My businesses have been based in Cambridge UK, and have been very dependent on exports which accounted for approximately 80% of sales. This required many overseas trips to be made, mainly to the US, India, China, Singapore and Japan. My focus was always on sales, having started as a trainee sales representative at Macmillan.
I had no particular desire to enter the publishing industry in 1966, having taken a year out from university, but my mother spotted Macmillan’s advertisement in the Daily Telegraph. I liked the job so much I decided not to resume my university education. I later found I got the job largely because of my ability to sell ice creams on Brighton Beach. I always had a multitude of jobs in my youth and as a result was financially independent from an early age.
The Macmillan job was not dissimilar to being an apprentice – a thorough grounding in publishing, albeit mainly from a sales point of view, and gradual progression through to being a sales representative covering East Anglia. I enjoyed meeting booksellers, teachers, lecturers and professors very much and discussing their needs. At Gower Press I was sales manager responsible for global sales and it was there that I learnt more about the economics of publishing.
The most satisfying part of publishing, for me, is to see an idea move from start to finish and to see it become profitable, either as a printed book or, these days as an e-book or database. And working with a team to achieve this is both enjoyable and crucial.
The Stationers’ Company has been an important part of my career since 1981 when a printer first asked me to apply. I was soon on a committee and attending events but found that my businesses took priority and so it wasn’t until 2010 that I got more involved, resulting in the setting up of a ski team and subsequently an invitation to join the Court in 2013. For seven years I enjoyed being involved particularly in the Library and Archives Committee, the move of the Company’s priceless archives to a secure environment, the digitisation of the archives and the employment of a new archivist.
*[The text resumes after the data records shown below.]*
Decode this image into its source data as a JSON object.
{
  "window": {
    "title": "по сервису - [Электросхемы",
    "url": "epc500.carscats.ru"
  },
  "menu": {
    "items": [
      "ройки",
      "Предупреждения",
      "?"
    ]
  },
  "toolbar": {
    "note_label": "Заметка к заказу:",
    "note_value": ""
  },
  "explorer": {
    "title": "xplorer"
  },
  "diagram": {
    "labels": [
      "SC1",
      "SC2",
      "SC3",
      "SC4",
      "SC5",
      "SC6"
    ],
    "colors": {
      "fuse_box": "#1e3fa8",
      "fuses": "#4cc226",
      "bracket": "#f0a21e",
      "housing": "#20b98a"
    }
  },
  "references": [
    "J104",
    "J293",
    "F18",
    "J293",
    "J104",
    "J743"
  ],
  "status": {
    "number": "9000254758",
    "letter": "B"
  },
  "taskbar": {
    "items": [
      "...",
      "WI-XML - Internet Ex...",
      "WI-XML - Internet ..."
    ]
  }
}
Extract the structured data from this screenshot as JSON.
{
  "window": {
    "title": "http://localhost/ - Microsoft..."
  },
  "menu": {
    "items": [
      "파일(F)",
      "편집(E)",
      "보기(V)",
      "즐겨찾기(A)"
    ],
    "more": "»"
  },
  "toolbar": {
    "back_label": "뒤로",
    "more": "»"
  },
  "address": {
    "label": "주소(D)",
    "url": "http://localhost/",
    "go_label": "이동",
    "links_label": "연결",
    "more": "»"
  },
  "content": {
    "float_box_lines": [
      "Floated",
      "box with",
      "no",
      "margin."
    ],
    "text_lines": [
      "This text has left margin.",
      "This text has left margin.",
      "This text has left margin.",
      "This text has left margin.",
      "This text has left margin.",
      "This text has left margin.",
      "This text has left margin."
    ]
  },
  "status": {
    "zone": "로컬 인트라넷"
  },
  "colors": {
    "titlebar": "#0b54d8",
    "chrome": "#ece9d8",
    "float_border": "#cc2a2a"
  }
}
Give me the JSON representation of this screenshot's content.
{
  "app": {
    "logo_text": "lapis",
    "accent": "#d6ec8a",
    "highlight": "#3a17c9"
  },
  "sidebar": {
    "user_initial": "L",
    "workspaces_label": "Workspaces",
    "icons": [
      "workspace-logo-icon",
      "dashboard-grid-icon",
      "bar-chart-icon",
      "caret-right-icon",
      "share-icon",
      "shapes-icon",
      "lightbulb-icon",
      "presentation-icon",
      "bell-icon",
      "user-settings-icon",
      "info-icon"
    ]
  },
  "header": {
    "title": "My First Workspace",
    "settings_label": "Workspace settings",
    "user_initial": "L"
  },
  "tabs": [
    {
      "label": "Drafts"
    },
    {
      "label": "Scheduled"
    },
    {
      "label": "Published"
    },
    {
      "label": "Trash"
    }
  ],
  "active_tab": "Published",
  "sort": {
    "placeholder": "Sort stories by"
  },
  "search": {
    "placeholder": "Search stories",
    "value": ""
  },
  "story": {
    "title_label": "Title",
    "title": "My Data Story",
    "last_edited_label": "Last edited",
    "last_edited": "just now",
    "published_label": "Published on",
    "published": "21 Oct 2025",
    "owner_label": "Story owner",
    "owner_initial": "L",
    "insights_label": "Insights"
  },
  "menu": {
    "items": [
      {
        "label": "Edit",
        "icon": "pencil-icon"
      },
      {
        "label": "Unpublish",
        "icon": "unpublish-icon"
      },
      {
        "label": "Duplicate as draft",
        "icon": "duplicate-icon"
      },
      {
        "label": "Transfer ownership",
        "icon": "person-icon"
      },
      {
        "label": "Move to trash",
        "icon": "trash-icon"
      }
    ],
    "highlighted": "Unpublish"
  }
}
If you’re interested in a career in the communications, media, publishing or printing sectors, go for it! It has been a most satisfying career for me.